Feedback's presenter Roger Bolton
I'm not sure what I expected Sally Traffic's Radio 2 office to be like.
Perhaps the cockpit of a 747 or a TV studio control room, lights and switches everywhere, incessant phone calls, a multitude of assistants thrusting the latest information into her hand before she rushes into Steve Wright's studio. Not quite.
There's a desk, a chair, a curtain free window with views over pigeon defiled rooftops, a phone line and a computer screen and Ms Boazman herself - and that's it. Not that Sally needs a chair.
When I talked to her this week she seemed never to sit down, checking the phone calls of her motoring friends, peering through cameras from all over the country and accessing the latest police and AA information, before running across the corridor to Steve Wright's studio where she ad libbed her way through a list of jams and accidents, ending dead on time, to no-one's surprise.

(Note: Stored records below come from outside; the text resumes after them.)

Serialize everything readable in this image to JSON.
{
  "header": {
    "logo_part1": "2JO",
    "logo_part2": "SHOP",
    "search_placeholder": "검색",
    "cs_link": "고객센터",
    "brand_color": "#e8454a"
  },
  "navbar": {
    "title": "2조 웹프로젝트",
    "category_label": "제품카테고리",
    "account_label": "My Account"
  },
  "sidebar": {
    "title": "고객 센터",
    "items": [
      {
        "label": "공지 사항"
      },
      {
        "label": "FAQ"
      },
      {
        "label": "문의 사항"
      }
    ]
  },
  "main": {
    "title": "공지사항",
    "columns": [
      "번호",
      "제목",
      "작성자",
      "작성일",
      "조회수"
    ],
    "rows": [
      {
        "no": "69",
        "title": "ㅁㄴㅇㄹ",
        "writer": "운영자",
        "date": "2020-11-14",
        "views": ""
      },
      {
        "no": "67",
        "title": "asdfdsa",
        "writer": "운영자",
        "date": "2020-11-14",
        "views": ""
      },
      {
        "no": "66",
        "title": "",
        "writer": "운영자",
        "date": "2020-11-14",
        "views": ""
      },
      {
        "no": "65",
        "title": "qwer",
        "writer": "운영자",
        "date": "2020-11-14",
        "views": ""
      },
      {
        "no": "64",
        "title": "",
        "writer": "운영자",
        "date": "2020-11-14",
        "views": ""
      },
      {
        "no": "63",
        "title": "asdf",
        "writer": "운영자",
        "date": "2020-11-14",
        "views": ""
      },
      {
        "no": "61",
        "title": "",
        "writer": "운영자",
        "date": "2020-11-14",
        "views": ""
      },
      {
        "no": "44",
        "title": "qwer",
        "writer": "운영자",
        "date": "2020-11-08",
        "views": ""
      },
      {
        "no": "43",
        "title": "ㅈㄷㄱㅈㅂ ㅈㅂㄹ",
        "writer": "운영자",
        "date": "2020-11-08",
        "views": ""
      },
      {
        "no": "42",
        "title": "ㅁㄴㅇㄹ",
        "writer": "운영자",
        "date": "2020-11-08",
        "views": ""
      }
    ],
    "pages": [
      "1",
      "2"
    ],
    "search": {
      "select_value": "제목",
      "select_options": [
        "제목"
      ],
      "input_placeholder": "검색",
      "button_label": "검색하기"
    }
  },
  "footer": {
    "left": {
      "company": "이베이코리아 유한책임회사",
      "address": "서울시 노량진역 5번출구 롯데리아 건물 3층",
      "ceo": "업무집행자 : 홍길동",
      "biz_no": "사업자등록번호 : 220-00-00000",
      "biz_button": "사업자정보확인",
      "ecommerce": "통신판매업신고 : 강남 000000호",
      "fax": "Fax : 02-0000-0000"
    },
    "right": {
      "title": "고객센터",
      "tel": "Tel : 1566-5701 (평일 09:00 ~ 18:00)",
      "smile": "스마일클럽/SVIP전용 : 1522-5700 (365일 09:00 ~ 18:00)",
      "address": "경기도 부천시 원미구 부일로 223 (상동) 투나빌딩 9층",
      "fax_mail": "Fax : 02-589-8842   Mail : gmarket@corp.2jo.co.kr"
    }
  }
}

As you can see I was impressed by her calm, charm and productivity, but I was also armed with a number of emails from Feedback listeners wondering whether Sally's updates were 'surplus to requirements'.
Surely with all the apps, BBC local radio stations and other technological advances, they said, Sally should cut the traffic, and concentrate on presenting instead. As your prosecuting barrister I did of course press her on these points.
Listeners were also keen to raise questions about the amount of coverage of the Republican primaries in the USA. Most of our correspondents are of the view that there is far too much - and that a lot of it is simply incomprehensible. I put those points to Richard Clark, the editor of the BBC Radio newsroom.
And if you're still confused here is a link to the BBC website where the primary process is explained.
Please join me next week on Feedback when I will be talking to Justin Webb and Victoria Derbyshire about the art of the interview. Please let me know what you'd like me to ask them. I might even learn something.
Roger Bolton presents Feedback